Here’s a short list of what I learned about leadership and professionalism from Buffy the Vampire Slayer:
1. Surround yourself with a team of people with different skill sets
There is nothing I’ve found to be truer: Having a diverse set of skills on your team can only benefit your product. Just like Buffy had Giles as the researcher and strategist, Willow as the technologically savvy and magic caster, Xander as the emotional support and errand runner, Faith/Angel/Spike as the brute force, and interchangeable others who had their own unique skills and knowledge to help in any situation, so should your professional team. They saved the world – a lot – because they could depend on someone else to show up on time, do their job, and do it right.
2. Always show up and do good work, no matter the hours
Things can’t always be done between 9:00 AM and 5:00 PM during the day, especially not vampire slaying. But sometimes e-mails need to be responded to, meetings need to be had, or edits need to be made during the odd hours, morning or night. If you don’t show up to do what needs to be done when that thing needs doing, chaos could reign supreme, deadlines could be missed, and projects could fall apart.
3. Sometimes you have to take odd or unpleasant jobs to support your dreams
Okay, so maybe Buffy’s “dream” wasn’t to be the Slayer, but when she was put in the position where she needed money in order to keep custody of her sister and her mother’s house, she found a job, did the dirty work, and supported her family all while keeping up with her nightly slaying. Sometimes our dreams aren’t attainable in the moment we want them, and sometimes we need to make sacrifices simply in order to survive, but that shouldn’t stop us from doing what we love (or from saving the world) at night.
4. Never say “no” to a worthy and necessary challenge
Buffy earned the achievement of “Class Protector” by keeping her fellow students safe and killing the demons when they needed killing, not by taking extra long lunches and skipping class to go shopping.
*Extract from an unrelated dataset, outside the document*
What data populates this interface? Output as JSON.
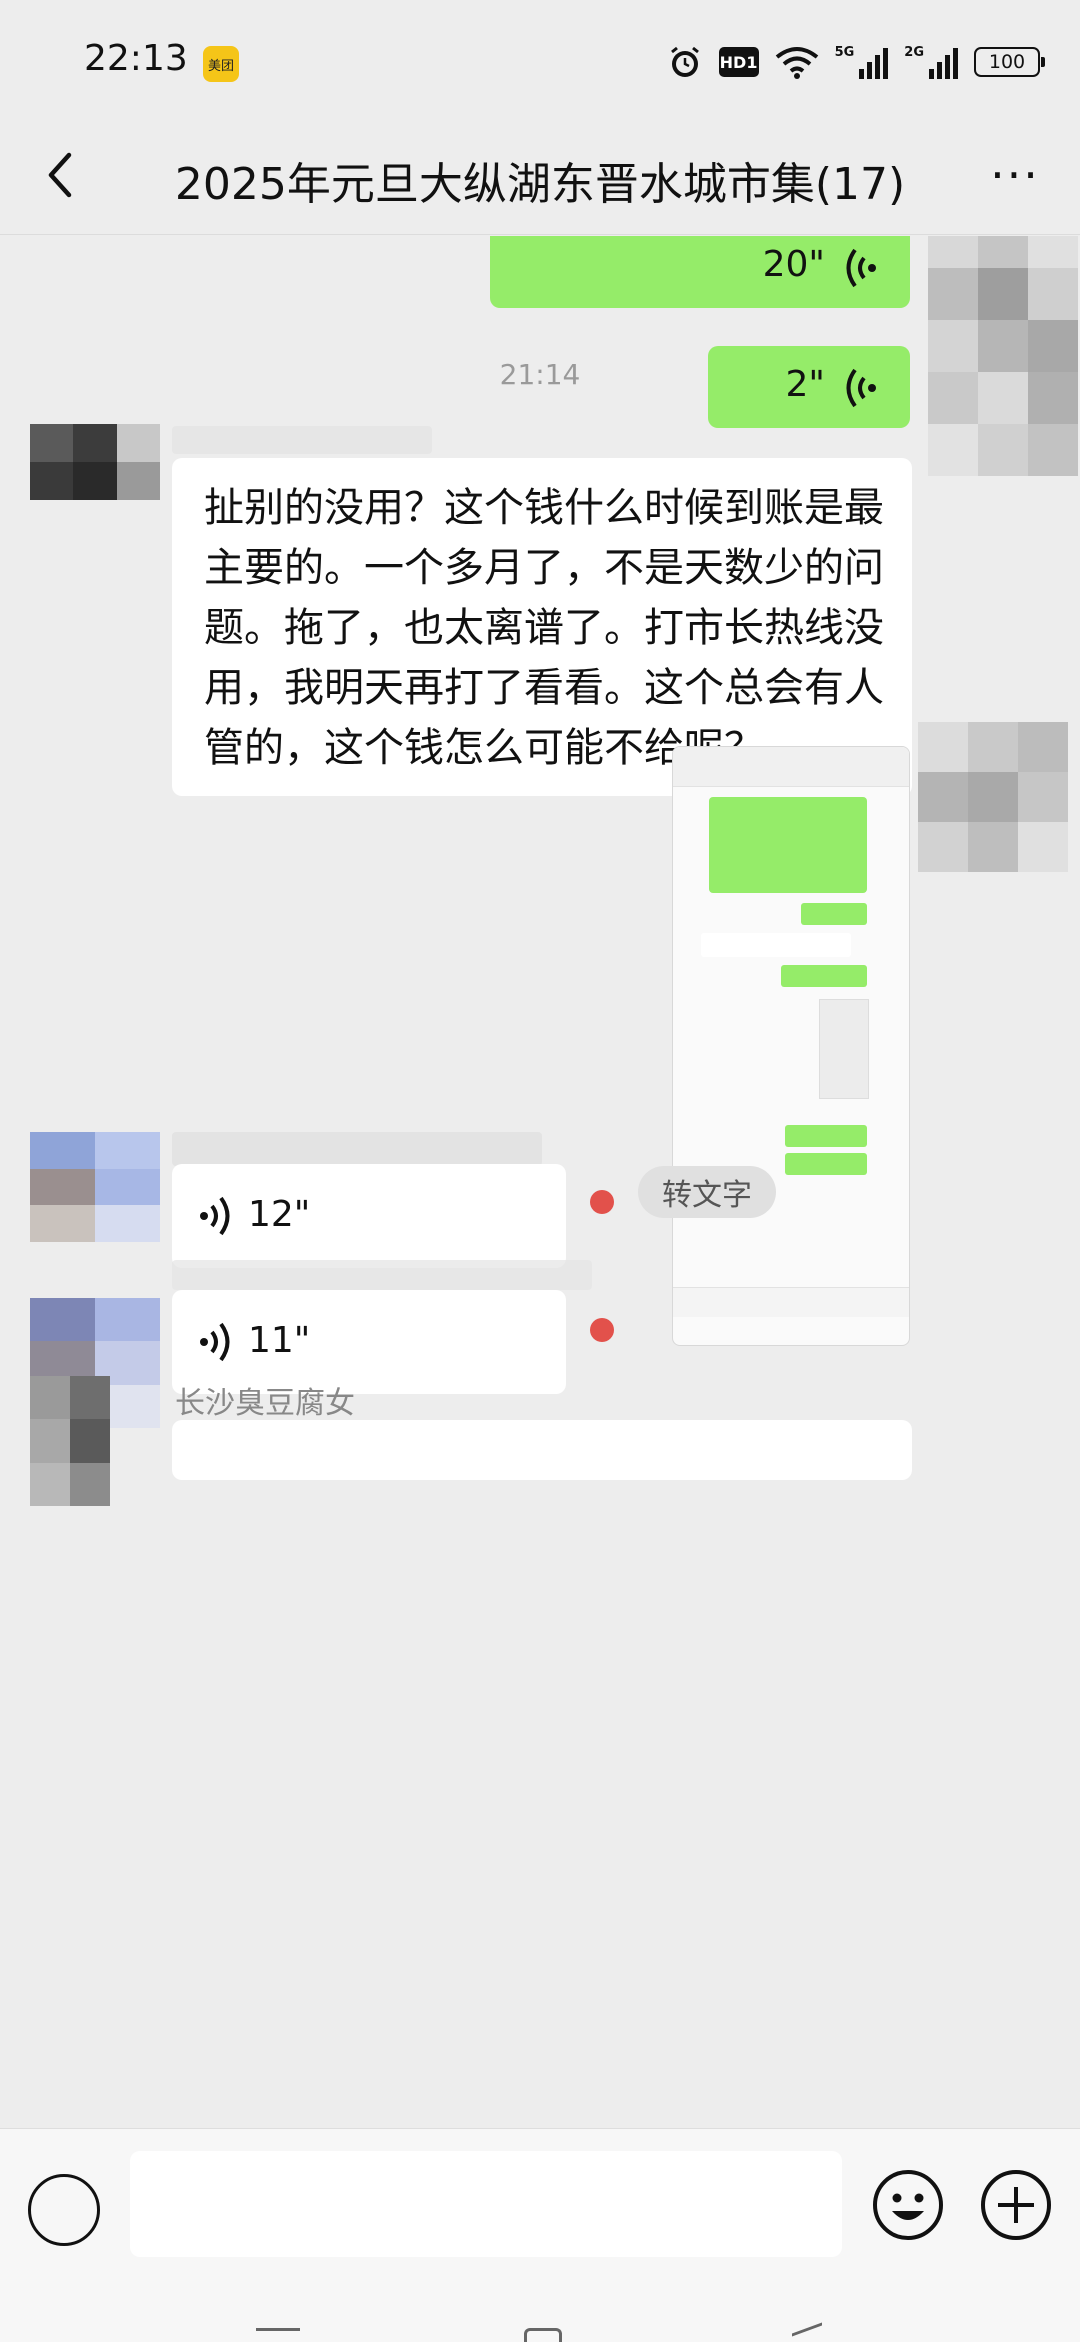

Work can be hard, and cutting corners can be easy. It’s not always pleasant to say “yes” to working late, or to push your own physical limits in order to deliver a project on time, but it’s a necessary evil to any career and for earning the respect of your peers.
5. Work doesn’t stop for your personal life
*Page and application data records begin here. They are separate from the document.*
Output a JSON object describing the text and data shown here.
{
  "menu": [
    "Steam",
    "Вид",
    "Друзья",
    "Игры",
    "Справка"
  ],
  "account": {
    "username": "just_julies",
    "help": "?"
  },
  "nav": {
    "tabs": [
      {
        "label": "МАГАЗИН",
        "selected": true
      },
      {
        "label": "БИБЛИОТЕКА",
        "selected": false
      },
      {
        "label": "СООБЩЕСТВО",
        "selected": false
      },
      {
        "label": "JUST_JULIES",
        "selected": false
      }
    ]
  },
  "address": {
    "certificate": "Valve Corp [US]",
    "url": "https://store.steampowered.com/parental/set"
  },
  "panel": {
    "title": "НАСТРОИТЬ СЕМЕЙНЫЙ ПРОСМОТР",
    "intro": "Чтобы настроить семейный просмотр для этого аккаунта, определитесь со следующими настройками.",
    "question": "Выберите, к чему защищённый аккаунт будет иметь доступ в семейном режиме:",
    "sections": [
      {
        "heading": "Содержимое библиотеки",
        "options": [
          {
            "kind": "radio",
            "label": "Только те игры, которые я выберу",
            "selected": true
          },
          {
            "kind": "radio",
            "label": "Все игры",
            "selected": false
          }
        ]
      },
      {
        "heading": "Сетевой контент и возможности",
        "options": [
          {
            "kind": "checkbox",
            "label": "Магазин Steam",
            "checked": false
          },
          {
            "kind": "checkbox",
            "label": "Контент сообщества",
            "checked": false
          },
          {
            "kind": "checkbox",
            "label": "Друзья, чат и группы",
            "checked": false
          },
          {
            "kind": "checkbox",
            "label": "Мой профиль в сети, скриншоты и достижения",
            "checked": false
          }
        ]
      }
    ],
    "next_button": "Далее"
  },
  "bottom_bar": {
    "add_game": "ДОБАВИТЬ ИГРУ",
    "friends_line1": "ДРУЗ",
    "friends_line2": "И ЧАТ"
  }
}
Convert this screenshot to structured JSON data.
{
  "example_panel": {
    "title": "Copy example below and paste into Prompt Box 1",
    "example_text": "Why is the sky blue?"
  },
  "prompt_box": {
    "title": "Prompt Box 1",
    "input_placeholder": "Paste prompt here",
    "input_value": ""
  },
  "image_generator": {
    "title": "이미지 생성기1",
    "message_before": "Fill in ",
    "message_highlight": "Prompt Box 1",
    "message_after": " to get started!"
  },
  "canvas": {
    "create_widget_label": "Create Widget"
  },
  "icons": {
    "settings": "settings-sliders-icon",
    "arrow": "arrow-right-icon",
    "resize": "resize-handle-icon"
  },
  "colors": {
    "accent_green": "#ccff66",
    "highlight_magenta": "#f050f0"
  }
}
This one is hard, but I’ve found it to be true. Just like Buffy couldn’t stop slaying after Angel left or after her mother died, neither does a job stop because something bad happened. Those around you will be understanding, and a good manager and good company will always give you time to recover, but the job doesn’t stop when your personal life gets in the way. Always take a beat to heal, but don’t expect the load to get lighter when the going gets rough.
6. Prove to others that they shouldn’t judge a book by its cover
Buffy was a petite blonde fashionista who had the strength of a big scary monster. She was underestimated because of her gender and her stature. She didn’t complain (although she often quipped), and instead proved herself by kicking butt and taking names. As a professional woman, I think about Buffy every time I encounter sexism in the workplace and I find a way to push forward.
7. Leadership takes personal sacrifice for the betterment of those working under you
I’m not saying you should sacrifice yourself in order to save the world, but when you’re thrust into a leadership position it becomes your responsibility to take ownership when things go wrong or need fixing, especially events that are out of everyone’s control. Buffy’s self-sacrifice to jump into a hell portal in order to save the world is exactly how every good manager should treat their company and their team: with a willingness keep everything else afloat regardless of anything else. A manager’s job isn’t only to keep the gears turning, it’s also to support and offer guidance to those working below them. Leadership can be friendship, but sometimes it’s an act of taking-the-blame love.